--- SUPPLIED DATA ---
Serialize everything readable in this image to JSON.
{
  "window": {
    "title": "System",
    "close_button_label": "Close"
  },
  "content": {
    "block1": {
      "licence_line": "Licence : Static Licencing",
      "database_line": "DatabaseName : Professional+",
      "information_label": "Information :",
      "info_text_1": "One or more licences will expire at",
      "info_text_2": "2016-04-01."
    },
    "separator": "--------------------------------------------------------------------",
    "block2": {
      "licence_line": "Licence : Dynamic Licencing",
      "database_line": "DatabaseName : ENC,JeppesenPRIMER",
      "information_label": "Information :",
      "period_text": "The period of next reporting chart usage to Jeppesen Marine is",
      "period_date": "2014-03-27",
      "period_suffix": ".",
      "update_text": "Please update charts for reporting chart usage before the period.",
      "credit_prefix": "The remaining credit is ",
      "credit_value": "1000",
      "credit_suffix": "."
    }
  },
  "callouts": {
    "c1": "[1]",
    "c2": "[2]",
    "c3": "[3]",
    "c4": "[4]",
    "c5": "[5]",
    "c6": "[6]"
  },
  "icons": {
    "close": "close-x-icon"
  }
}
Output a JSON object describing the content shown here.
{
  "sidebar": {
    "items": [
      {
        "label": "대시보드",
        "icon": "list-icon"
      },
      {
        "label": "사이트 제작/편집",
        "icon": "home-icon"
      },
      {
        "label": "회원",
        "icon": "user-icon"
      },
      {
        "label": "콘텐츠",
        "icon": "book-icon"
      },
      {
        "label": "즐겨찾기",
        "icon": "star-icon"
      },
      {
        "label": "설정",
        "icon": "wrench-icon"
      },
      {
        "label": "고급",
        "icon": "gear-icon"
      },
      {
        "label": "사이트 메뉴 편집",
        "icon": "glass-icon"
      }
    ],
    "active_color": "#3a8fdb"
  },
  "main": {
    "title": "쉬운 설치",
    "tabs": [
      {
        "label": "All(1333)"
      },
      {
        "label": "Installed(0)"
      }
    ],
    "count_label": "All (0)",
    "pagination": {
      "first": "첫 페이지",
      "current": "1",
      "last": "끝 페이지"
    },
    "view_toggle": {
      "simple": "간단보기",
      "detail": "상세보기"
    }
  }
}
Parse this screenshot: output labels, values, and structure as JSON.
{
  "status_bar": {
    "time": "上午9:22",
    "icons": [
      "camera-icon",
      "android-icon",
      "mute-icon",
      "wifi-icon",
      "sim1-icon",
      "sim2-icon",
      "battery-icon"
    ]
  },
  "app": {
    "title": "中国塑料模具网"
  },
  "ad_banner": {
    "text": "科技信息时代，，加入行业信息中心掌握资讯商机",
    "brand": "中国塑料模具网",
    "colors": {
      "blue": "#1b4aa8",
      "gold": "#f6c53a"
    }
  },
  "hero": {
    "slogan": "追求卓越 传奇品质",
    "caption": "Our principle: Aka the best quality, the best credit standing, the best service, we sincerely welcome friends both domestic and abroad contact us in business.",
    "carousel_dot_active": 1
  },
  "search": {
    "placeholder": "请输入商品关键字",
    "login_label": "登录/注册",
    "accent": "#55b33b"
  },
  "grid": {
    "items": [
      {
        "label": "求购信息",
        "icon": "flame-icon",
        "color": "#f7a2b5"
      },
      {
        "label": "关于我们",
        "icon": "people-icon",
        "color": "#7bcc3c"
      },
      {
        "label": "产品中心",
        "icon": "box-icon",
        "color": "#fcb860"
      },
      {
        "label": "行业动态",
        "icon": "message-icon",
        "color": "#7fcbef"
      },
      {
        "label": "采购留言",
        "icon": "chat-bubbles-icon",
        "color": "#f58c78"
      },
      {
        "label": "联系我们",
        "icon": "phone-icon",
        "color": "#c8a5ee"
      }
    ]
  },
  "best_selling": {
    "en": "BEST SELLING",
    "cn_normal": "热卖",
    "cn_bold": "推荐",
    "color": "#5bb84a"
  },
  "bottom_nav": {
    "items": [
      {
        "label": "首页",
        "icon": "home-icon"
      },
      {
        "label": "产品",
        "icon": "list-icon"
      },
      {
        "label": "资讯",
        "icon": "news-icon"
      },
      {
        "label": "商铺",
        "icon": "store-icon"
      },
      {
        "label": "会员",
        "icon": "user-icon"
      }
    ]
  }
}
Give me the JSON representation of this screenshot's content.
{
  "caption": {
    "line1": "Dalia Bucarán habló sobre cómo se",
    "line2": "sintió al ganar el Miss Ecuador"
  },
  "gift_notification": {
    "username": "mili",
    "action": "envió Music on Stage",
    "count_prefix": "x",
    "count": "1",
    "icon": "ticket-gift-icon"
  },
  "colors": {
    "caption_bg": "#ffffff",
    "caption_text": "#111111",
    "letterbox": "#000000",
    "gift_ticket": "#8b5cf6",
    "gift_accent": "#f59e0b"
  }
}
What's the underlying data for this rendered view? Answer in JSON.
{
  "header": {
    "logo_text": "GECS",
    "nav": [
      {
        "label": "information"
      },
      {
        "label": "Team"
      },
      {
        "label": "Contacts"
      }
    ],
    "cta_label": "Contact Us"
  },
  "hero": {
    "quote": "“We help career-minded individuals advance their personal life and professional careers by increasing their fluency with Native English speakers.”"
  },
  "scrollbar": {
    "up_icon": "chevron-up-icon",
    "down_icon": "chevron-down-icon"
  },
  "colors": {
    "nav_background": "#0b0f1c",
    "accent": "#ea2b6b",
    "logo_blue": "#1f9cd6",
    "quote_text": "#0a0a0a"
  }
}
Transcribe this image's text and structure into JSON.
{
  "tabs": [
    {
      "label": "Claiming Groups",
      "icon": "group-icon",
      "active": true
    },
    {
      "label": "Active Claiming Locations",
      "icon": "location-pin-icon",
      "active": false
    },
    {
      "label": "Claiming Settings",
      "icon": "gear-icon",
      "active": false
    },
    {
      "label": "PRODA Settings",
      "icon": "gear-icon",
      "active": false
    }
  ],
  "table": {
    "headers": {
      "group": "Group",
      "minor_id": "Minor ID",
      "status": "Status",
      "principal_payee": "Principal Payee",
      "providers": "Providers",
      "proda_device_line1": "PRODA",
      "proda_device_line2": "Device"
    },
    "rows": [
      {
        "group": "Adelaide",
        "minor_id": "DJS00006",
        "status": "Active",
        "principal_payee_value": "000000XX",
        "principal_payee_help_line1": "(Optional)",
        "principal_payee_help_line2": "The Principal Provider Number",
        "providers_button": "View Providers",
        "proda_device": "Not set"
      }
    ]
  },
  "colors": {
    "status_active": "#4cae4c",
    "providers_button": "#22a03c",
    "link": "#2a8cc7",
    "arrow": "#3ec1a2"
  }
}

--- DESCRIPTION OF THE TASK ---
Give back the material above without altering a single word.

--- ANSWER TO THE EXERCISE ---
Serialize everything readable in this image to JSON.
{
  "window": {
    "title": "System",
    "close_button_label": "Close"
  },
  "content": {
    "block1": {
      "licence_line": "Licence : Static Licencing",
      "database_line": "DatabaseName : Professional+",
      "information_label": "Information :",
      "info_text_1": "One or more licences will expire at",
      "info_text_2": "2016-04-01."
    },
    "separator": "--------------------------------------------------------------------",
    "block2": {
      "licence_line": "Licence : Dynamic Licencing",
      "database_line": "DatabaseName : ENC,JeppesenPRIMER",
      "information_label": "Information :",
      "period_text": "The period of next reporting chart usage to Jeppesen Marine is",
      "period_date": "2014-03-27",
      "period_suffix": ".",
      "update_text": "Please update charts for reporting chart usage before the period.",
      "credit_prefix": "The remaining credit is ",
      "credit_value": "1000",
      "credit_suffix": "."
    }
  },
  "callouts": {
    "c1": "[1]",
    "c2": "[2]",
    "c3": "[3]",
    "c4": "[4]",
    "c5": "[5]",
    "c6": "[6]"
  },
  "icons": {
    "close": "close-x-icon"
  }
}
Output a JSON object describing the content shown here.
{
  "sidebar": {
    "items": [
      {
        "label": "대시보드",
        "icon": "list-icon"
      },
      {
        "label": "사이트 제작/편집",
        "icon": "home-icon"
      },
      {
        "label": "회원",
        "icon": "user-icon"
      },
      {
        "label": "콘텐츠",
        "icon": "book-icon"
      },
      {
        "label": "즐겨찾기",
        "icon": "star-icon"
      },
      {
        "label": "설정",
        "icon": "wrench-icon"
      },
      {
        "label": "고급",
        "icon": "gear-icon"
      },
      {
        "label": "사이트 메뉴 편집",
        "icon": "glass-icon"
      }
    ],
    "active_color": "#3a8fdb"
  },
  "main": {
    "title": "쉬운 설치",
    "tabs": [
      {
        "label": "All(1333)"
      },
      {
        "label": "Installed(0)"
      }
    ],
    "count_label": "All (0)",
    "pagination": {
      "first": "첫 페이지",
      "current": "1",
      "last": "끝 페이지"
    },
    "view_toggle": {
      "simple": "간단보기",
      "detail": "상세보기"
    }
  }
}
Parse this screenshot: output labels, values, and structure as JSON.
{
  "status_bar": {
    "time": "上午9:22",
    "icons": [
      "camera-icon",
      "android-icon",
      "mute-icon",
      "wifi-icon",
      "sim1-icon",
      "sim2-icon",
      "battery-icon"
    ]
  },
  "app": {
    "title": "中国塑料模具网"
  },
  "ad_banner": {
    "text": "科技信息时代，，加入行业信息中心掌握资讯商机",
    "brand": "中国塑料模具网",
    "colors": {
      "blue": "#1b4aa8",
      "gold": "#f6c53a"
    }
  },
  "hero": {
    "slogan": "追求卓越 传奇品质",
    "caption": "Our principle: Aka the best quality, the best credit standing, the best service, we sincerely welcome friends both domestic and abroad contact us in business.",
    "carousel_dot_active": 1
  },
  "search": {
    "placeholder": "请输入商品关键字",
    "login_label": "登录/注册",
    "accent": "#55b33b"
  },
  "grid": {
    "items": [
      {
        "label": "求购信息",
        "icon": "flame-icon",
        "color": "#f7a2b5"
      },
      {
        "label": "关于我们",
        "icon": "people-icon",
        "color": "#7bcc3c"
      },
      {
        "label": "产品中心",
        "icon": "box-icon",
        "color": "#fcb860"
      },
      {
        "label": "行业动态",
        "icon": "message-icon",
        "color": "#7fcbef"
      },
      {
        "label": "采购留言",
        "icon": "chat-bubbles-icon",
        "color": "#f58c78"
      },
      {
        "label": "联系我们",
        "icon": "phone-icon",
        "color": "#c8a5ee"
      }
    ]
  },
  "best_selling": {
    "en": "BEST SELLING",
    "cn_normal": "热卖",
    "cn_bold": "推荐",
    "color": "#5bb84a"
  },
  "bottom_nav": {
    "items": [
      {
        "label": "首页",
        "icon": "home-icon"
      },
      {
        "label": "产品",
        "icon": "list-icon"
      },
      {
        "label": "资讯",
        "icon": "news-icon"
      },
      {
        "label": "商铺",
        "icon": "store-icon"
      },
      {
        "label": "会员",
        "icon": "user-icon"
      }
    ]
  }
}
Give me the JSON representation of this screenshot's content.
{
  "caption": {
    "line1": "Dalia Bucarán habló sobre cómo se",
    "line2": "sintió al ganar el Miss Ecuador"
  },
  "gift_notification": {
    "username": "mili",
    "action": "envió Music on Stage",
    "count_prefix": "x",
    "count": "1",
    "icon": "ticket-gift-icon"
  },
  "colors": {
    "caption_bg": "#ffffff",
    "caption_text": "#111111",
    "letterbox": "#000000",
    "gift_ticket": "#8b5cf6",
    "gift_accent": "#f59e0b"
  }
}
What's the underlying data for this rendered view? Answer in JSON.
{
  "header": {
    "logo_text": "GECS",
    "nav": [
      {
        "label": "information"
      },
      {
        "label": "Team"
      },
      {
        "label": "Contacts"
      }
    ],
    "cta_label": "Contact Us"
  },
  "hero": {
    "quote": "“We help career-minded individuals advance their personal life and professional careers by increasing their fluency with Native English speakers.”"
  },
  "scrollbar": {
    "up_icon": "chevron-up-icon",
    "down_icon": "chevron-down-icon"
  },
  "colors": {
    "nav_background": "#0b0f1c",
    "accent": "#ea2b6b",
    "logo_blue": "#1f9cd6",
    "quote_text": "#0a0a0a"
  }
}
Transcribe this image's text and structure into JSON.
{
  "tabs": [
    {
      "label": "Claiming Groups",
      "icon": "group-icon",
      "active": true
    },
    {
      "label": "Active Claiming Locations",
      "icon": "location-pin-icon",
      "active": false
    },
    {
      "label": "Claiming Settings",
      "icon": "gear-icon",
      "active": false
    },
    {
      "label": "PRODA Settings",
      "icon": "gear-icon",
      "active": false
    }
  ],
  "table": {
    "headers": {
      "group": "Group",
      "minor_id": "Minor ID",
      "status": "Status",
      "principal_payee": "Principal Payee",
      "providers": "Providers",
      "proda_device_line1": "PRODA",
      "proda_device_line2": "Device"
    },
    "rows": [
      {
        "group": "Adelaide",
        "minor_id": "DJS00006",
        "status": "Active",
        "principal_payee_value": "000000XX",
        "principal_payee_help_line1": "(Optional)",
        "principal_payee_help_line2": "The Principal Provider Number",
        "providers_button": "View Providers",
        "proda_device": "Not set"
      }
    ]
  },
  "colors": {
    "status_active": "#4cae4c",
    "providers_button": "#22a03c",
    "link": "#2a8cc7",
    "arrow": "#3ec1a2"
  }
}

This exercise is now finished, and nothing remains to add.